» **Entries from a dataset of interfaces**
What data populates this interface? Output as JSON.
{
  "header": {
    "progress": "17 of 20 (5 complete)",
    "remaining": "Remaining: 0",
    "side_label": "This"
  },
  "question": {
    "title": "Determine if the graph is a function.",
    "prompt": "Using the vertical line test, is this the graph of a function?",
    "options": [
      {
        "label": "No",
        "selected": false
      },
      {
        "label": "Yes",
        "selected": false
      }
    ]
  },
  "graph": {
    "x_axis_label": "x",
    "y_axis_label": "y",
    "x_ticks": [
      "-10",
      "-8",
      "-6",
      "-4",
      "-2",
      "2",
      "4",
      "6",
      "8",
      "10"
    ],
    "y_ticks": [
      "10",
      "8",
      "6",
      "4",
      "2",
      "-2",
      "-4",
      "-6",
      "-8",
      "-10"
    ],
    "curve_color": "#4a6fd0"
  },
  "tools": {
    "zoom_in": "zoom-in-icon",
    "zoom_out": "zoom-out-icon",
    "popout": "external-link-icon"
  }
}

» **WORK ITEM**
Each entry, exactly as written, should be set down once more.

» **WRITTEN SOLUTION**
What data populates this interface? Output as JSON.
{
  "header": {
    "progress": "17 of 20 (5 complete)",
    "remaining": "Remaining: 0",
    "side_label": "This"
  },
  "question": {
    "title": "Determine if the graph is a function.",
    "prompt": "Using the vertical line test, is this the graph of a function?",
    "options": [
      {
        "label": "No",
        "selected": false
      },
      {
        "label": "Yes",
        "selected": false
      }
    ]
  },
  "graph": {
    "x_axis_label": "x",
    "y_axis_label": "y",
    "x_ticks": [
      "-10",
      "-8",
      "-6",
      "-4",
      "-2",
      "2",
      "4",
      "6",
      "8",
      "10"
    ],
    "y_ticks": [
      "10",
      "8",
      "6",
      "4",
      "2",
      "-2",
      "-4",
      "-6",
      "-8",
      "-10"
    ],
    "curve_color": "#4a6fd0"
  },
  "tools": {
    "zoom_in": "zoom-in-icon",
    "zoom_out": "zoom-out-icon",
    "popout": "external-link-icon"
  }
}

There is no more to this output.